J&K police had warned of holes in coastal security
29 Nov 2008, 1334 hrs
JAMMU: The Jammu and Kashmir police had alerted the central government about holes in Indian coastal security following disclosures by two Pakistani
terrorists of Lashkar-e-Taiba (LET) arrested from the mountainous Rajouri district in March last year.
A police official said on condition of anonymity that the two Pakistani militants, arrested by Rajouri and Poonch police in a joint operation in Manjakote, had alleged that sea routes were used for infiltration for the first time "by paying bribes to coast guards".
Abdul Majeed of Nawabshah and Mohammad Jameel of Mansera had reportedly revealed to the interrogators that they had infiltrated into Indian territory in groups of eight from Karachi through the sea route.
They claimed they had paid "huge amounts to coastguards to reach Mumbai after a private boat they were sailing in was intercepted by the guards in Indian waters".
The official said: "The militants told us that they were sent from Karachi as a group of eight militants in a private boat by LeT's 'launching commander'. It took them three days to reach Mumbai. Their ship was intercepted by the Indian Coast Guard when it went out of order for sometime. However, the terrorist managed to cross the security net by paying a huge bribe."
That was the first reported case of infiltration through the sea route over 20 months ago and senior police officials had "sounded more than adequate alarm about the potential of this spiralling into a bigger challenge".
He added that information about gaps in the coastal security was passed to all relevant people in the central government "as it was the first case of infiltration through sea route after fencing of the Line of Control (LoC) had made it almost impregnable. It was a serious development and required a meaningful follow-up".
On Wednesday night, a group of armed terrorists went on the rampage in Mumbai, targeting 10 prominent places. At least 152 people were killed and 327 injured in the terror drama that ended Saturday after a 59-hour standoff between security forces and the militants. Police said the terrorist had reached India's financial capital through the sea route.
The Jammu and Kashmir police official regretted that the "input and alert by us in this regard was not paid due heed".
The official recalled that in 1999 the state police had smashed a LeT cell in Samba town, 45 km south of here. They had recovered 39 pistols besides "serious information of the outfit planning to bring entire country under its domain of strikes".
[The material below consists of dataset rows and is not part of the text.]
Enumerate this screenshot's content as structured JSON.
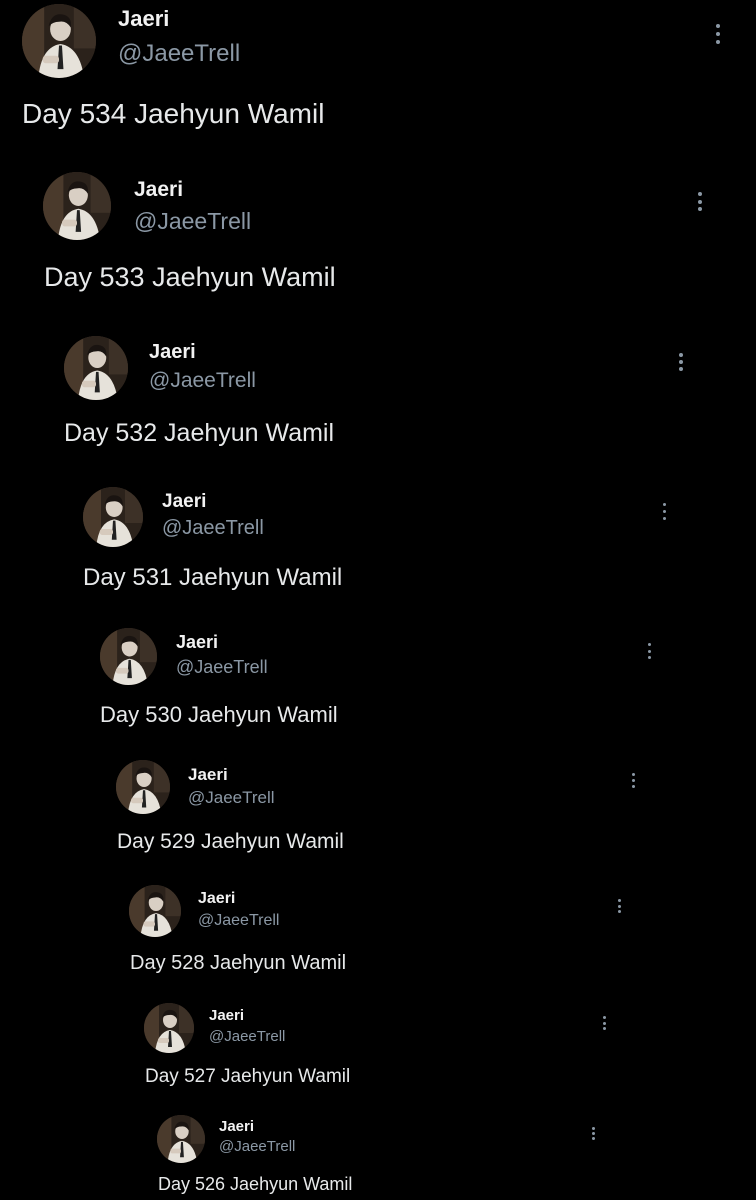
{
  "posts": [
    {
      "author": "Jaeri",
      "handle": "@JaeeTrell",
      "text": "Day 534 Jaehyun Wamil"
    },
    {
      "author": "Jaeri",
      "handle": "@JaeeTrell",
      "text": "Day 533 Jaehyun Wamil"
    },
    {
      "author": "Jaeri",
      "handle": "@JaeeTrell",
      "text": "Day 532 Jaehyun Wamil"
    },
    {
      "author": "Jaeri",
      "handle": "@JaeeTrell",
      "text": "Day 531 Jaehyun Wamil"
    },
    {
      "author": "Jaeri",
      "handle": "@JaeeTrell",
      "text": "Day 530 Jaehyun Wamil"
    },
    {
      "author": "Jaeri",
      "handle": "@JaeeTrell",
      "text": "Day 529 Jaehyun Wamil"
    },
    {
      "author": "Jaeri",
      "handle": "@JaeeTrell",
      "text": "Day 528 Jaehyun Wamil"
    },
    {
      "author": "Jaeri",
      "handle": "@JaeeTrell",
      "text": "Day 527 Jaehyun Wamil"
    },
    {
      "author": "Jaeri",
      "handle": "@JaeeTrell",
      "text": "Day 526 Jaehyun Wamil"
    }
  ],
  "icons": {
    "more": "more-options-icon",
    "avatar": "profile-avatar"
  },
  "colors": {
    "background": "#000000",
    "text": "#e7e9ea",
    "handle": "#8b98a5"
  }
}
"It is indeed unfortunate that information provided by us was not followed properly," he said.